Start of DATA EXTRACTS

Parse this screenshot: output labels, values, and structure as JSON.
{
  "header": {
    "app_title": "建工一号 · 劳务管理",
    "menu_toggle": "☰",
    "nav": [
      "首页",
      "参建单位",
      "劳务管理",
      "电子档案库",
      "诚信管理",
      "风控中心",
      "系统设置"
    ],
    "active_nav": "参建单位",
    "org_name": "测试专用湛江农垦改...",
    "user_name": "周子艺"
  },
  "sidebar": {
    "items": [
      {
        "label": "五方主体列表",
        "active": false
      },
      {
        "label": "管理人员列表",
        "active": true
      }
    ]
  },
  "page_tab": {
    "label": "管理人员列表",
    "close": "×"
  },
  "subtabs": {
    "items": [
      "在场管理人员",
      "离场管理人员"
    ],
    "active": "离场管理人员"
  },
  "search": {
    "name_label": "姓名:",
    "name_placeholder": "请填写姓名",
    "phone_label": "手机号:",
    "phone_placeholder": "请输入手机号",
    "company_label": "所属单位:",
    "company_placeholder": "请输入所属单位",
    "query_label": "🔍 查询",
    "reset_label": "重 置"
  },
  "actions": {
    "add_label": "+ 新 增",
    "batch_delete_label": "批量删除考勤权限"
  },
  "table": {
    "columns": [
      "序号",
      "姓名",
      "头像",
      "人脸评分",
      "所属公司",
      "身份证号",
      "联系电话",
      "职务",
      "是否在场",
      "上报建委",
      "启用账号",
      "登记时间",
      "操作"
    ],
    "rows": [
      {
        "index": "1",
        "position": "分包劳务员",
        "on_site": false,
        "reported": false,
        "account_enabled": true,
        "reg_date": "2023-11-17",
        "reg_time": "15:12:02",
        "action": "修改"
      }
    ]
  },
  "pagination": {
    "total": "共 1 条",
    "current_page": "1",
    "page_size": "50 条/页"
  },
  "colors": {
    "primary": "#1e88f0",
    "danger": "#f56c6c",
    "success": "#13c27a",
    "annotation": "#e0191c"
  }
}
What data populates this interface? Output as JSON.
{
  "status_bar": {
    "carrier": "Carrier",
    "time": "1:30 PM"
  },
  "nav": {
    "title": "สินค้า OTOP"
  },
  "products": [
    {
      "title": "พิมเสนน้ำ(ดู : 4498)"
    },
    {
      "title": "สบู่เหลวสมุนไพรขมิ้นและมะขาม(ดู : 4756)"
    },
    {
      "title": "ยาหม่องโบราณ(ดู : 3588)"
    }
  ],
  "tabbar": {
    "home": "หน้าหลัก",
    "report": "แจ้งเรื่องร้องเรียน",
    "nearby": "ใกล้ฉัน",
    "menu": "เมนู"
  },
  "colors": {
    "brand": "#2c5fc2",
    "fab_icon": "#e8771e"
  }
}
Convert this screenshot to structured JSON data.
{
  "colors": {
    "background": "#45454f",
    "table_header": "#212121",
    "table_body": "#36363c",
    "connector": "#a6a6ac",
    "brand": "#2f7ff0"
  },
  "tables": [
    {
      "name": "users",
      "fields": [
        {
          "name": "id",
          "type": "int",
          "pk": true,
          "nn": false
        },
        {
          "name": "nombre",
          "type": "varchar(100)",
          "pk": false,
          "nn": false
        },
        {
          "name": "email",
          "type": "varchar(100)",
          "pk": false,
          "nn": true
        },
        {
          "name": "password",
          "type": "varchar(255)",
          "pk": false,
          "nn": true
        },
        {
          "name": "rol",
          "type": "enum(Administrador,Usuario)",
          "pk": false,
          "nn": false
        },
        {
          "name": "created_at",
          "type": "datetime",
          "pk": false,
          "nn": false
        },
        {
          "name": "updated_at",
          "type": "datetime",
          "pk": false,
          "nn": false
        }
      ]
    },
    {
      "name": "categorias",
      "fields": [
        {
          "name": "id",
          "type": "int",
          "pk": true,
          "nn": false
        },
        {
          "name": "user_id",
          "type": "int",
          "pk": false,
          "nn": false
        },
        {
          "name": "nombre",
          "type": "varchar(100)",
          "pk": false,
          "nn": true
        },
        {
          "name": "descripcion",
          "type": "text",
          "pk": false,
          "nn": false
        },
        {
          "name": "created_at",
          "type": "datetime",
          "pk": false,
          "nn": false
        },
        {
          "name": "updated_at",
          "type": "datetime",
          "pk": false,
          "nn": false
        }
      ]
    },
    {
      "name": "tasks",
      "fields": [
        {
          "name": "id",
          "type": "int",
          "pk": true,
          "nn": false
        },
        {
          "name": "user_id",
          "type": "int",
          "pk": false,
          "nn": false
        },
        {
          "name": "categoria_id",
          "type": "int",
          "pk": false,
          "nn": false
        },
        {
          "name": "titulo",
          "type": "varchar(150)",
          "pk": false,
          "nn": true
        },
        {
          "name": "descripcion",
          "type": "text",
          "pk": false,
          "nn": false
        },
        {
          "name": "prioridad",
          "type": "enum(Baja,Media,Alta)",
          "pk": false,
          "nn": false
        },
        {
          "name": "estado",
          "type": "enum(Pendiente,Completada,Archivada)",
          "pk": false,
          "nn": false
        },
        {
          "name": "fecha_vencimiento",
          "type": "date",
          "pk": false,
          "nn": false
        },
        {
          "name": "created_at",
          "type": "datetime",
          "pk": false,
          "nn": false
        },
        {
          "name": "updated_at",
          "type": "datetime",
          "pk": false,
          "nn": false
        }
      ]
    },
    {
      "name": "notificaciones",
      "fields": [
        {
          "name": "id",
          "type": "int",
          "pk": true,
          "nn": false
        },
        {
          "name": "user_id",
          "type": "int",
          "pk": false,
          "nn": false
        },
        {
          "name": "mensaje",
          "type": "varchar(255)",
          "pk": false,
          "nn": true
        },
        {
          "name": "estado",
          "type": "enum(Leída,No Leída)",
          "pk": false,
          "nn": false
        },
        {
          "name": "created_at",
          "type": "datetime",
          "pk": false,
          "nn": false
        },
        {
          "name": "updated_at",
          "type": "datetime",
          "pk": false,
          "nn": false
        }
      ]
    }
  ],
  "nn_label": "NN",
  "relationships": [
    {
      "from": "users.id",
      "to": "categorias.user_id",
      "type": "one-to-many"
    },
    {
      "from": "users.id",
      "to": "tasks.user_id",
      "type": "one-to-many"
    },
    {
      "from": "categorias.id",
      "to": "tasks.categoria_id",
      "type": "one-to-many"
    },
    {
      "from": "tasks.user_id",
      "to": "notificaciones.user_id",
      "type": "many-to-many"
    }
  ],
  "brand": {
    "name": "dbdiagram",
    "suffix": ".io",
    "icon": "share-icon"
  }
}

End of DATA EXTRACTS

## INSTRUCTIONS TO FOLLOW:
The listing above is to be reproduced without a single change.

## ANSWER:
Parse this screenshot: output labels, values, and structure as JSON.
{
  "header": {
    "app_title": "建工一号 · 劳务管理",
    "menu_toggle": "☰",
    "nav": [
      "首页",
      "参建单位",
      "劳务管理",
      "电子档案库",
      "诚信管理",
      "风控中心",
      "系统设置"
    ],
    "active_nav": "参建单位",
    "org_name": "测试专用湛江农垦改...",
    "user_name": "周子艺"
  },
  "sidebar": {
    "items": [
      {
        "label": "五方主体列表",
        "active": false
      },
      {
        "label": "管理人员列表",
        "active": true
      }
    ]
  },
  "page_tab": {
    "label": "管理人员列表",
    "close": "×"
  },
  "subtabs": {
    "items": [
      "在场管理人员",
      "离场管理人员"
    ],
    "active": "离场管理人员"
  },
  "search": {
    "name_label": "姓名:",
    "name_placeholder": "请填写姓名",
    "phone_label": "手机号:",
    "phone_placeholder": "请输入手机号",
    "company_label": "所属单位:",
    "company_placeholder": "请输入所属单位",
    "query_label": "🔍 查询",
    "reset_label": "重 置"
  },
  "actions": {
    "add_label": "+ 新 增",
    "batch_delete_label": "批量删除考勤权限"
  },
  "table": {
    "columns": [
      "序号",
      "姓名",
      "头像",
      "人脸评分",
      "所属公司",
      "身份证号",
      "联系电话",
      "职务",
      "是否在场",
      "上报建委",
      "启用账号",
      "登记时间",
      "操作"
    ],
    "rows": [
      {
        "index": "1",
        "position": "分包劳务员",
        "on_site": false,
        "reported": false,
        "account_enabled": true,
        "reg_date": "2023-11-17",
        "reg_time": "15:12:02",
        "action": "修改"
      }
    ]
  },
  "pagination": {
    "total": "共 1 条",
    "current_page": "1",
    "page_size": "50 条/页"
  },
  "colors": {
    "primary": "#1e88f0",
    "danger": "#f56c6c",
    "success": "#13c27a",
    "annotation": "#e0191c"
  }
}
What data populates this interface? Output as JSON.
{
  "status_bar": {
    "carrier": "Carrier",
    "time": "1:30 PM"
  },
  "nav": {
    "title": "สินค้า OTOP"
  },
  "products": [
    {
      "title": "พิมเสนน้ำ(ดู : 4498)"
    },
    {
      "title": "สบู่เหลวสมุนไพรขมิ้นและมะขาม(ดู : 4756)"
    },
    {
      "title": "ยาหม่องโบราณ(ดู : 3588)"
    }
  ],
  "tabbar": {
    "home": "หน้าหลัก",
    "report": "แจ้งเรื่องร้องเรียน",
    "nearby": "ใกล้ฉัน",
    "menu": "เมนู"
  },
  "colors": {
    "brand": "#2c5fc2",
    "fab_icon": "#e8771e"
  }
}
Convert this screenshot to structured JSON data.
{
  "colors": {
    "background": "#45454f",
    "table_header": "#212121",
    "table_body": "#36363c",
    "connector": "#a6a6ac",
    "brand": "#2f7ff0"
  },
  "tables": [
    {
      "name": "users",
      "fields": [
        {
          "name": "id",
          "type": "int",
          "pk": true,
          "nn": false
        },
        {
          "name": "nombre",
          "type": "varchar(100)",
          "pk": false,
          "nn": false
        },
        {
          "name": "email",
          "type": "varchar(100)",
          "pk": false,
          "nn": true
        },
        {
          "name": "password",
          "type": "varchar(255)",
          "pk": false,
          "nn": true
        },
        {
          "name": "rol",
          "type": "enum(Administrador,Usuario)",
          "pk": false,
          "nn": false
        },
        {
          "name": "created_at",
          "type": "datetime",
          "pk": false,
          "nn": false
        },
        {
          "name": "updated_at",
          "type": "datetime",
          "pk": false,
          "nn": false
        }
      ]
    },
    {
      "name": "categorias",
      "fields": [
        {
          "name": "id",
          "type": "int",
          "pk": true,
          "nn": false
        },
        {
          "name": "user_id",
          "type": "int",
          "pk": false,
          "nn": false
        },
        {
          "name": "nombre",
          "type": "varchar(100)",
          "pk": false,
          "nn": true
        },
        {
          "name": "descripcion",
          "type": "text",
          "pk": false,
          "nn": false
        },
        {
          "name": "created_at",
          "type": "datetime",
          "pk": false,
          "nn": false
        },
        {
          "name": "updated_at",
          "type": "datetime",
          "pk": false,
          "nn": false
        }
      ]
    },
    {
      "name": "tasks",
      "fields": [
        {
          "name": "id",
          "type": "int",
          "pk": true,
          "nn": false
        },
        {
          "name": "user_id",
          "type": "int",
          "pk": false,
          "nn": false
        },
        {
          "name": "categoria_id",
          "type": "int",
          "pk": false,
          "nn": false
        },
        {
          "name": "titulo",
          "type": "varchar(150)",
          "pk": false,
          "nn": true
        },
        {
          "name": "descripcion",
          "type": "text",
          "pk": false,
          "nn": false
        },
        {
          "name": "prioridad",
          "type": "enum(Baja,Media,Alta)",
          "pk": false,
          "nn": false
        },
        {
          "name": "estado",
          "type": "enum(Pendiente,Completada,Archivada)",
          "pk": false,
          "nn": false
        },
        {
          "name": "fecha_vencimiento",
          "type": "date",
          "pk": false,
          "nn": false
        },
        {
          "name": "created_at",
          "type": "datetime",
          "pk": false,
          "nn": false
        },
        {
          "name": "updated_at",
          "type": "datetime",
          "pk": false,
          "nn": false
        }
      ]
    },
    {
      "name": "notificaciones",
      "fields": [
        {
          "name": "id",
          "type": "int",
          "pk": true,
          "nn": false
        },
        {
          "name": "user_id",
          "type": "int",
          "pk": false,
          "nn": false
        },
        {
          "name": "mensaje",
          "type": "varchar(255)",
          "pk": false,
          "nn": true
        },
        {
          "name": "estado",
          "type": "enum(Leída,No Leída)",
          "pk": false,
          "nn": false
        },
        {
          "name": "created_at",
          "type": "datetime",
          "pk": false,
          "nn": false
        },
        {
          "name": "updated_at",
          "type": "datetime",
          "pk": false,
          "nn": false
        }
      ]
    }
  ],
  "nn_label": "NN",
  "relationships": [
    {
      "from": "users.id",
      "to": "categorias.user_id",
      "type": "one-to-many"
    },
    {
      "from": "users.id",
      "to": "tasks.user_id",
      "type": "one-to-many"
    },
    {
      "from": "categorias.id",
      "to": "tasks.categoria_id",
      "type": "one-to-many"
    },
    {
      "from": "tasks.user_id",
      "to": "notificaciones.user_id",
      "type": "many-to-many"
    }
  ],
  "brand": {
    "name": "dbdiagram",
    "suffix": ".io",
    "icon": "share-icon"
  }
}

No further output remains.